Element data from apps and pages
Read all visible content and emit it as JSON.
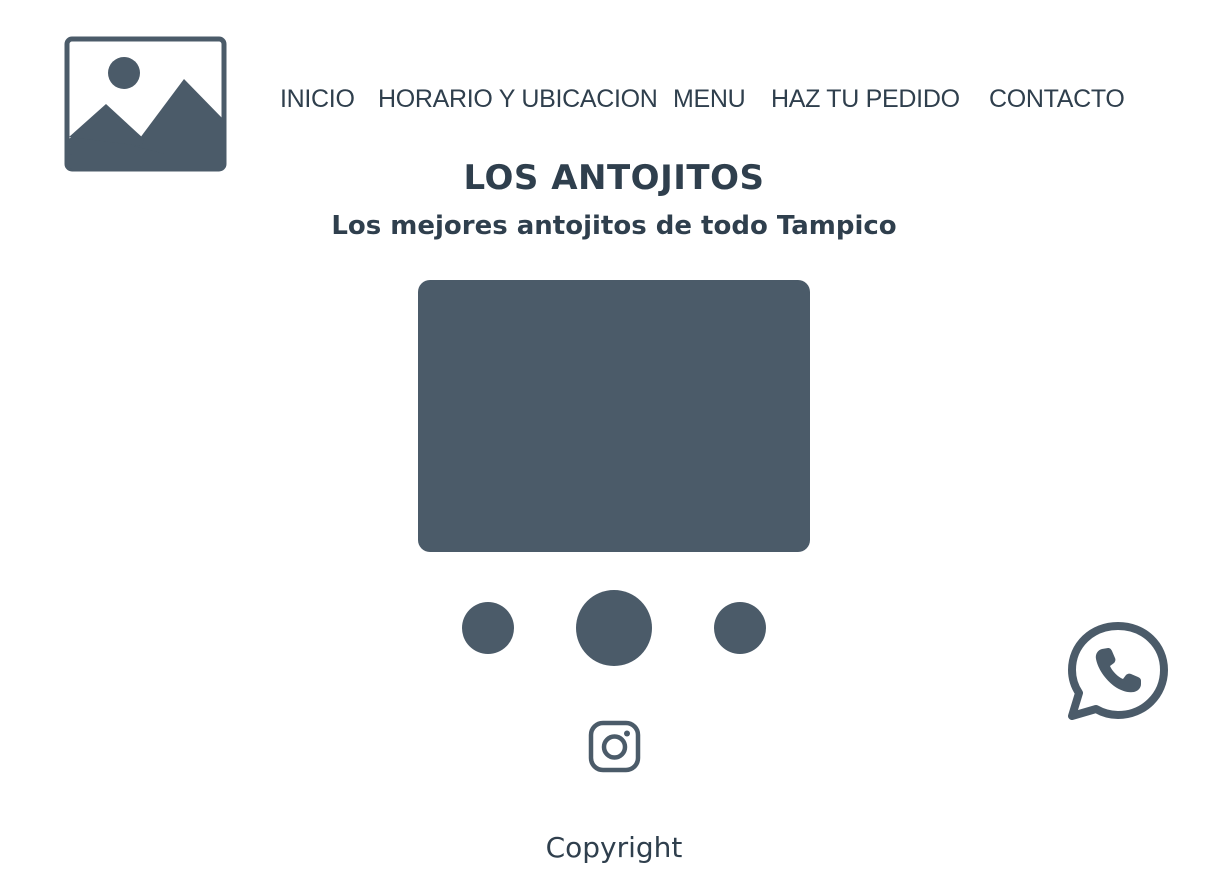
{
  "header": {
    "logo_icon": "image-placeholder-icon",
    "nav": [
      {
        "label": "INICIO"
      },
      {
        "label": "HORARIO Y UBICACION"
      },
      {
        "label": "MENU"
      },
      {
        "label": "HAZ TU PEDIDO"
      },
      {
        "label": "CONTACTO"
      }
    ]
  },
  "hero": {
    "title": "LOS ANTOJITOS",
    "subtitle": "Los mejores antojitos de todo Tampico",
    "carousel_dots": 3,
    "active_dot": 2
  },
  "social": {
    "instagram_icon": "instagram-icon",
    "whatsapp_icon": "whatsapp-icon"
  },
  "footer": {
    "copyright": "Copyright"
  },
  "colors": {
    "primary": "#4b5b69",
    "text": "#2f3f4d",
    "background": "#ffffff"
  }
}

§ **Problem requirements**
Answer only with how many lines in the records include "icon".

§ **Finished exercise**
3